This is a snippet of domestic history that hints at the wider social and  political turmoil of the Fifteenth Century.

The Victoria County History for Essex reveals that In 1454 Sir John Bataille temporarily forfeited two-thirds of his manor in Ongar.  He had pledged the property as surety for the good behaviour of Robert Poynings, who had been ‘carver and swordbearer’ to Jack Cade (and who had married Elizabeth Paston the same year as becoming involved in the Kent rebellion). He was pardoned and bound over to keep the peace, but failed to do so. It wasn’t until 1455 that Poynings was cleared of treason having been outlawed in the meantime. John Bataille, who’d clearly been a good friend to Poynings in his time of need, was left out of pocket. His land was removed from him by the king for 15 years – which is an awful lot of rent to miss out on especially as he died a short time after it was returned to his care.

 

There is evidence of  Sir John Bataille’s straitened circumstances because in 1468, he mortgaged the manor of Magdalen Laver to Sir Thomas Cooke for £200. Soon afterwards Thomas became owner of the estate. (S) Magdalen Laver: Manor, A History of the County of Essex: V4: 1956.

 

And don’t be mistaken into believing that Robert Poynings was a disgruntled soldier returning from the disasterous war with France neither was he a yeoman nor a peasant who was fed up with taxation and an unfair social system. No, not at all…Robert Poynings’ grandfather was a baron who had settled the manors of Newington, Eastwell and Westwood in Kent on his granddaughter, Eleanor Poynings – the wife of the Earl of Northumberland. Our Robert had a countess for a niece and he wasn’t happy that she’d bagged the land which he had his eye upon. Even worse, someone else had carted off his grandfather’s belongings. (Was everyone related to everyone else at the beginning of the Wars of the Roses?  It must have been ever so difficult to keep track of which members of your family you weren’t speaking with.)  Anyway, back to Poynings -it was this disgruntlement with his grandfather’s will  and the response to his lawsuit that apparently led him to join with Cade. It didn’t do him any harm in the long run as he ended up as MP for Sussex.

 

So why did Sir John pledge his property? Well his wife Elizabeth who was the daughter of John Orell and Alice Poynings.  Didn’t I say everyone was related to everyone else?

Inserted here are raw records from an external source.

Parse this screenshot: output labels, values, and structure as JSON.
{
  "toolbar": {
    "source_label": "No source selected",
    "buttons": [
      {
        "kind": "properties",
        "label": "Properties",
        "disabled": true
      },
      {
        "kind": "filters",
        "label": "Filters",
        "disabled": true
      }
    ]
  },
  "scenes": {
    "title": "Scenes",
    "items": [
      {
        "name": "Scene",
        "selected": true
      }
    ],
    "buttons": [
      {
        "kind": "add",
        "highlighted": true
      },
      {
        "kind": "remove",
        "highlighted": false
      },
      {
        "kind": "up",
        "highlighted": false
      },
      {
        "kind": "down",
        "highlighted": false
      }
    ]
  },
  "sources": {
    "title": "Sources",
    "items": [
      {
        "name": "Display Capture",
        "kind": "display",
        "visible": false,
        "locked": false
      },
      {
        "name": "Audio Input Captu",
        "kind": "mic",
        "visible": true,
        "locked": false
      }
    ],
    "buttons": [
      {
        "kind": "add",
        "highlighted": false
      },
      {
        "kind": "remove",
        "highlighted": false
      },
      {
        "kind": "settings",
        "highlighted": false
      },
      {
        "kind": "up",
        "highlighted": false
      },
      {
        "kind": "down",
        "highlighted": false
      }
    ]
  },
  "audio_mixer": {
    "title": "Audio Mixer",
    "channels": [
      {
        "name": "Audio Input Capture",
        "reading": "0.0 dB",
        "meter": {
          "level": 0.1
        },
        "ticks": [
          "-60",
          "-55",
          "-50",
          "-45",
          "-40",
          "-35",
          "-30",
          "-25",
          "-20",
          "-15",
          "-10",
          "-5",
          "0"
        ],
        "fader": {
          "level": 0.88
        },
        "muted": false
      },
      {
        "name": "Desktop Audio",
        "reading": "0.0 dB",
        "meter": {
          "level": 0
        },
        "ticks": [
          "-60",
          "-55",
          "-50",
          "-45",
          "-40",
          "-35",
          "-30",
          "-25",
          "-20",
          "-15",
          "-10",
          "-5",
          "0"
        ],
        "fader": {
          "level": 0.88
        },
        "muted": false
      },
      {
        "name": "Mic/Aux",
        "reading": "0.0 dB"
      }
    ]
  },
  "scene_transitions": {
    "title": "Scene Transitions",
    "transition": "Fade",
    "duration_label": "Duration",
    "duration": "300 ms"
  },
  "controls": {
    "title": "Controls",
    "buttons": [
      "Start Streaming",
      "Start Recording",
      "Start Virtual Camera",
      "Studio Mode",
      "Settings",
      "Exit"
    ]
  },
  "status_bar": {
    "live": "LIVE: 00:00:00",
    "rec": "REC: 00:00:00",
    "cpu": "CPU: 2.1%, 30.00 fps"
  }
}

Now while this isn’t a complete biography by any stretch of the imagination it does provide a snapshot that goes to show that family alliances and friendships could have far reaching consequences during the reign of Henry VI in the run up to the Wars of the Roses.